PROBLEM DETAILS: Copy out each line of the data that includes the string "this".

GIVEN INFORMATION:
⁂
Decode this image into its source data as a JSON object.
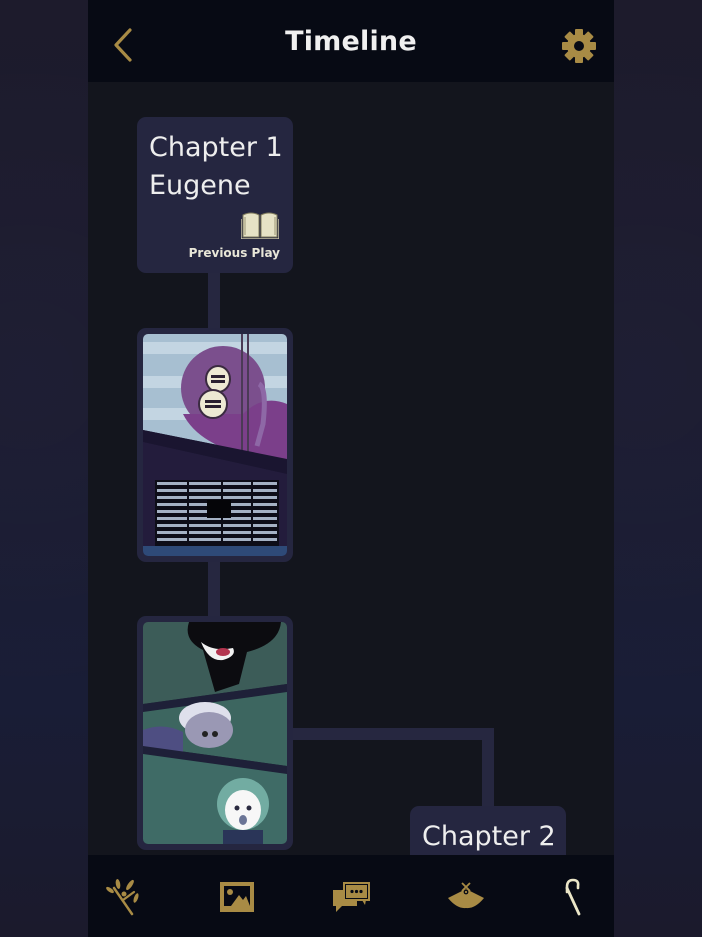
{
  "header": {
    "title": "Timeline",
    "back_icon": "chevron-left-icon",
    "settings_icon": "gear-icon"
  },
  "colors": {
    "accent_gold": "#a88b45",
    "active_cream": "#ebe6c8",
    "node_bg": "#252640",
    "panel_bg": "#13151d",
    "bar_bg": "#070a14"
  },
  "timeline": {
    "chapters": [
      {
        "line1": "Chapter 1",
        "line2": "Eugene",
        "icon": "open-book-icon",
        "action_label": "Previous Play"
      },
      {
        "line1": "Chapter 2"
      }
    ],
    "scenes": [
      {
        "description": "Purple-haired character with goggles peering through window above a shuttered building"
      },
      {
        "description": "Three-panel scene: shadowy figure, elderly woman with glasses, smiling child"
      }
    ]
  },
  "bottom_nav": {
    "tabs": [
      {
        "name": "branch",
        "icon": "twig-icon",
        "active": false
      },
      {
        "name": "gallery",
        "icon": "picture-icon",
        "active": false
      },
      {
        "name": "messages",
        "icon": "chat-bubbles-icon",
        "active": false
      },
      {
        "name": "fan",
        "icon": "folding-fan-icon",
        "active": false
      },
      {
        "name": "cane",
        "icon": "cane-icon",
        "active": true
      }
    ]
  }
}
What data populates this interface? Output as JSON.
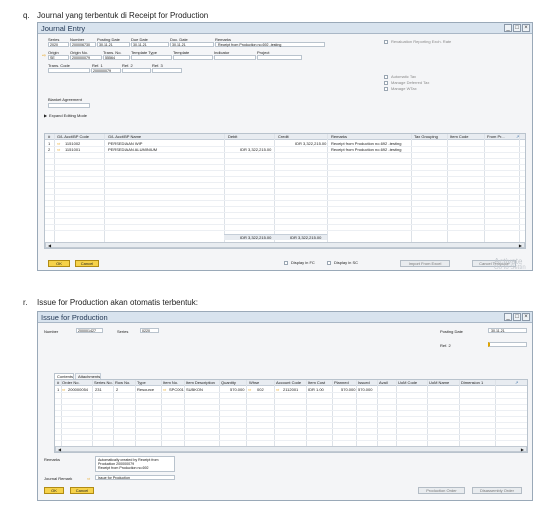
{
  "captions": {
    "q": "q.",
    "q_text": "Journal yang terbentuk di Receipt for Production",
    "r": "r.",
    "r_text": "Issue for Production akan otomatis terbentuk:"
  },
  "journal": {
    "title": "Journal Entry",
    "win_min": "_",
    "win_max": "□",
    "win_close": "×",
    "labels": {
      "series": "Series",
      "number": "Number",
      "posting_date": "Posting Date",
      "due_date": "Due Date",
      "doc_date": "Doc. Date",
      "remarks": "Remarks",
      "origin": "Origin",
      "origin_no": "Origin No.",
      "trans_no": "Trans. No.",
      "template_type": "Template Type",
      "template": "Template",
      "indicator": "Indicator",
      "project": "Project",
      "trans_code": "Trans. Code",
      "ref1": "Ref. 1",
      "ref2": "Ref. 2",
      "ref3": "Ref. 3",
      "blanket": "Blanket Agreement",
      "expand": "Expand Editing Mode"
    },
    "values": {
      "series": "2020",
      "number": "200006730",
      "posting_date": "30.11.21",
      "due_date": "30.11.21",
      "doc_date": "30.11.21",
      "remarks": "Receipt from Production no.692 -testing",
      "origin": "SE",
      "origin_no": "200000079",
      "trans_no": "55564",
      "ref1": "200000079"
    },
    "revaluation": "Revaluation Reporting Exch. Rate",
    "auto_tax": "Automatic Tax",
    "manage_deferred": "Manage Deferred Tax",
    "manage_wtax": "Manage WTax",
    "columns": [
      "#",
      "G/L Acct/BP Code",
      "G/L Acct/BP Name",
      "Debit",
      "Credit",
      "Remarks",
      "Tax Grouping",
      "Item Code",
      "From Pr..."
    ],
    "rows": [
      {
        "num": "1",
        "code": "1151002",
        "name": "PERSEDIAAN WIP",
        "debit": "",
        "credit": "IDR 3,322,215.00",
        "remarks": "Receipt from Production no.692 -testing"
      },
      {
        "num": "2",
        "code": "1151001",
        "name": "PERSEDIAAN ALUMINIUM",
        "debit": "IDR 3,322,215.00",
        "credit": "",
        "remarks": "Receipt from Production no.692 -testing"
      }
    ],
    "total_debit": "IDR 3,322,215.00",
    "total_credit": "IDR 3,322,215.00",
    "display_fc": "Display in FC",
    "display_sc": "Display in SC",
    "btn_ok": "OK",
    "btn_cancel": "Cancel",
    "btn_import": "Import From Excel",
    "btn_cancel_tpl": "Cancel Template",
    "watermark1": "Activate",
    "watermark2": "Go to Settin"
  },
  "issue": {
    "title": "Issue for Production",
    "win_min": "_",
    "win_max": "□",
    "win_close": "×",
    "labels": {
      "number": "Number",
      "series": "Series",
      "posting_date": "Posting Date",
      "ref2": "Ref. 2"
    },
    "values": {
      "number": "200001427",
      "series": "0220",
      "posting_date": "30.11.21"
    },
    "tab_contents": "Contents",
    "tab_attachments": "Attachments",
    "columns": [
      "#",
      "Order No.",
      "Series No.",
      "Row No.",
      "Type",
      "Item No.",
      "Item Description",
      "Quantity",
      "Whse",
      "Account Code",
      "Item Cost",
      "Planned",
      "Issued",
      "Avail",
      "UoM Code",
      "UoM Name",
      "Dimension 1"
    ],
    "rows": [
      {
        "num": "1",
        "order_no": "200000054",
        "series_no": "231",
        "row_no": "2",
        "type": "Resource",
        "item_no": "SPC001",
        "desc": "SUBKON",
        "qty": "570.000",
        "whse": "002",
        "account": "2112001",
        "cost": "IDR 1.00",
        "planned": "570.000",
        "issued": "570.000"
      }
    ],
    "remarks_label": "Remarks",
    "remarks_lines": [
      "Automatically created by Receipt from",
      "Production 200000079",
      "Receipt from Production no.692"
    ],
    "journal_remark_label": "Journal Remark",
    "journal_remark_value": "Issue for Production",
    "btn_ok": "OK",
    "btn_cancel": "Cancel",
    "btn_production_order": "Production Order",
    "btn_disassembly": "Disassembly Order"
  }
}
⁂
RESPONSE:
Decode this image into its source data as a JSON object.
What data populates this interface? Output as JSON.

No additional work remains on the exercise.